▶
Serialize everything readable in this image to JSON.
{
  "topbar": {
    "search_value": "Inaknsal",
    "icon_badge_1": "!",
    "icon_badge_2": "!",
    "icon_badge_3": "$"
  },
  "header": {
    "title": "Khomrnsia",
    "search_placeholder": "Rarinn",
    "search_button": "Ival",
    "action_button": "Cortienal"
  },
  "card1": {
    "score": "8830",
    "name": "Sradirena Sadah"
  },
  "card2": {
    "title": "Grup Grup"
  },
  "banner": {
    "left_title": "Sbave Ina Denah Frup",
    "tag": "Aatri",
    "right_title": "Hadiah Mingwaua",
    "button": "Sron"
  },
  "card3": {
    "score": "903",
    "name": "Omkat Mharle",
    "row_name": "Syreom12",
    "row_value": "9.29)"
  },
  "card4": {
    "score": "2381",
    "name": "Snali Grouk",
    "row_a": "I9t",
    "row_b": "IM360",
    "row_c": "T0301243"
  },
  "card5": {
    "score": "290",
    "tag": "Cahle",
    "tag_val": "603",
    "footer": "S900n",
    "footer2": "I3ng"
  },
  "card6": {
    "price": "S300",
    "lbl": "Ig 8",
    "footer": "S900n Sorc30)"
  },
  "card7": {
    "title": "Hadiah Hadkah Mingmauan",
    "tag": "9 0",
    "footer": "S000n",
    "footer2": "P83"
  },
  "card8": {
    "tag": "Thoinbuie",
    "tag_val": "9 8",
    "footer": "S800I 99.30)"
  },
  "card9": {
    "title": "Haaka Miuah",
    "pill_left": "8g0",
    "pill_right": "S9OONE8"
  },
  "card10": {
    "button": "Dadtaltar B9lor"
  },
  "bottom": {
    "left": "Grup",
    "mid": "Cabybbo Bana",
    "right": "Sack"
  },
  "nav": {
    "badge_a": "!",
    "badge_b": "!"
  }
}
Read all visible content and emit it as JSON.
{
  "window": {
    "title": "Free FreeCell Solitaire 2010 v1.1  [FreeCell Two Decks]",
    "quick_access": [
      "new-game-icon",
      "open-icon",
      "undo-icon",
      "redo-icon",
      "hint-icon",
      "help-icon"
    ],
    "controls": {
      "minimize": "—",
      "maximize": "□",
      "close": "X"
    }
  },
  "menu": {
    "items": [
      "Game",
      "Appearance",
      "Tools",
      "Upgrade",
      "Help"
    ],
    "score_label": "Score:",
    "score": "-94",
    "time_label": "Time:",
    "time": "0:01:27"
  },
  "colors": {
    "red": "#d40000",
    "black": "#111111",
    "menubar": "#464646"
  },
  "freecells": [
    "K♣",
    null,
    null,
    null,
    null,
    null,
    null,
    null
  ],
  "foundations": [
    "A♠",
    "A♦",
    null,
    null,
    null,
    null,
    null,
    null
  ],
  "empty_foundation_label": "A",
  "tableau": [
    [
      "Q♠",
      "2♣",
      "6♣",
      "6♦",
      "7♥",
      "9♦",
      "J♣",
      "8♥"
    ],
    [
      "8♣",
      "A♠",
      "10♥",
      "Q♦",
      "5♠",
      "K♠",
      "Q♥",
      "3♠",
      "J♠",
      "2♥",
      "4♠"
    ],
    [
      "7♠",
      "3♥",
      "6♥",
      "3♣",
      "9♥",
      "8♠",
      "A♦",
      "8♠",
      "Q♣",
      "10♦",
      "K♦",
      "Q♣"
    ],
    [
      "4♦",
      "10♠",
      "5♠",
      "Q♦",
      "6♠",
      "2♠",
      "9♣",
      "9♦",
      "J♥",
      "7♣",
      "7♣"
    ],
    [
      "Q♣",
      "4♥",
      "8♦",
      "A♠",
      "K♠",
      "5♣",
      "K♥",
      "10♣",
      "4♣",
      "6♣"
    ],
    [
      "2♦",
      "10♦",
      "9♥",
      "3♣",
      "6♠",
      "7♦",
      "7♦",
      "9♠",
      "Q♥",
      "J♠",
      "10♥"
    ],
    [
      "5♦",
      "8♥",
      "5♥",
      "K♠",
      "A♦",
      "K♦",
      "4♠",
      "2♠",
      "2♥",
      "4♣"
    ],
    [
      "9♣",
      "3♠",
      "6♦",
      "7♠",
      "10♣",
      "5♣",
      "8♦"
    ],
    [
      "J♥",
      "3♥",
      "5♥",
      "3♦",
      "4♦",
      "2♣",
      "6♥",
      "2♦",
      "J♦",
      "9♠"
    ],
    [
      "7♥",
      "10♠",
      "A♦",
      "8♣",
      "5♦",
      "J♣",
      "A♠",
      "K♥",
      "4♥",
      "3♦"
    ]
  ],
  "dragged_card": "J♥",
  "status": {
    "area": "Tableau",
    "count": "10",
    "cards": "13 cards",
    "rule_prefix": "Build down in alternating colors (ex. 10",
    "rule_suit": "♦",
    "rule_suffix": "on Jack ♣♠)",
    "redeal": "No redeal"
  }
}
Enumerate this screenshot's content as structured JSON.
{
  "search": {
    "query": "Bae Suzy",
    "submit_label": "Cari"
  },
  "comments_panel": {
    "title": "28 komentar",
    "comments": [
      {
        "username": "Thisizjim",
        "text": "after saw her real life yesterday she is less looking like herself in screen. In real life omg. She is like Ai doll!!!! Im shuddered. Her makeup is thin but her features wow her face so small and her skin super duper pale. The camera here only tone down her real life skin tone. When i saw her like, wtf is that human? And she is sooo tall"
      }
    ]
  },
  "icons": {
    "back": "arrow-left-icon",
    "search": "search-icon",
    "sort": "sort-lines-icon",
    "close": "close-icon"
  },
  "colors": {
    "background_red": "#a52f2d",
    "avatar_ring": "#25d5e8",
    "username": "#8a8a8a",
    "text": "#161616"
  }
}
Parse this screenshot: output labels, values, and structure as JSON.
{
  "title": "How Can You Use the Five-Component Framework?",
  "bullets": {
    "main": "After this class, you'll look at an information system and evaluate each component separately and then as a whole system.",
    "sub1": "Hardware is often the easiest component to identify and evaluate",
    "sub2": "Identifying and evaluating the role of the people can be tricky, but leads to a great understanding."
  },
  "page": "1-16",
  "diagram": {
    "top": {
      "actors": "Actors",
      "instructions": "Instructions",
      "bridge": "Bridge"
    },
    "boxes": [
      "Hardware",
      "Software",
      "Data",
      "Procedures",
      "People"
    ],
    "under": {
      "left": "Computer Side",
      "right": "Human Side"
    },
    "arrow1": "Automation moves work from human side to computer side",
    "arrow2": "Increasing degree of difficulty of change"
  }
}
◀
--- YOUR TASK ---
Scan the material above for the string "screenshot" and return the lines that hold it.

--- ANSWER TO THIS PROBLEM ---
Enumerate this screenshot's content as structured JSON.
Parse this screenshot: output labels, values, and structure as JSON.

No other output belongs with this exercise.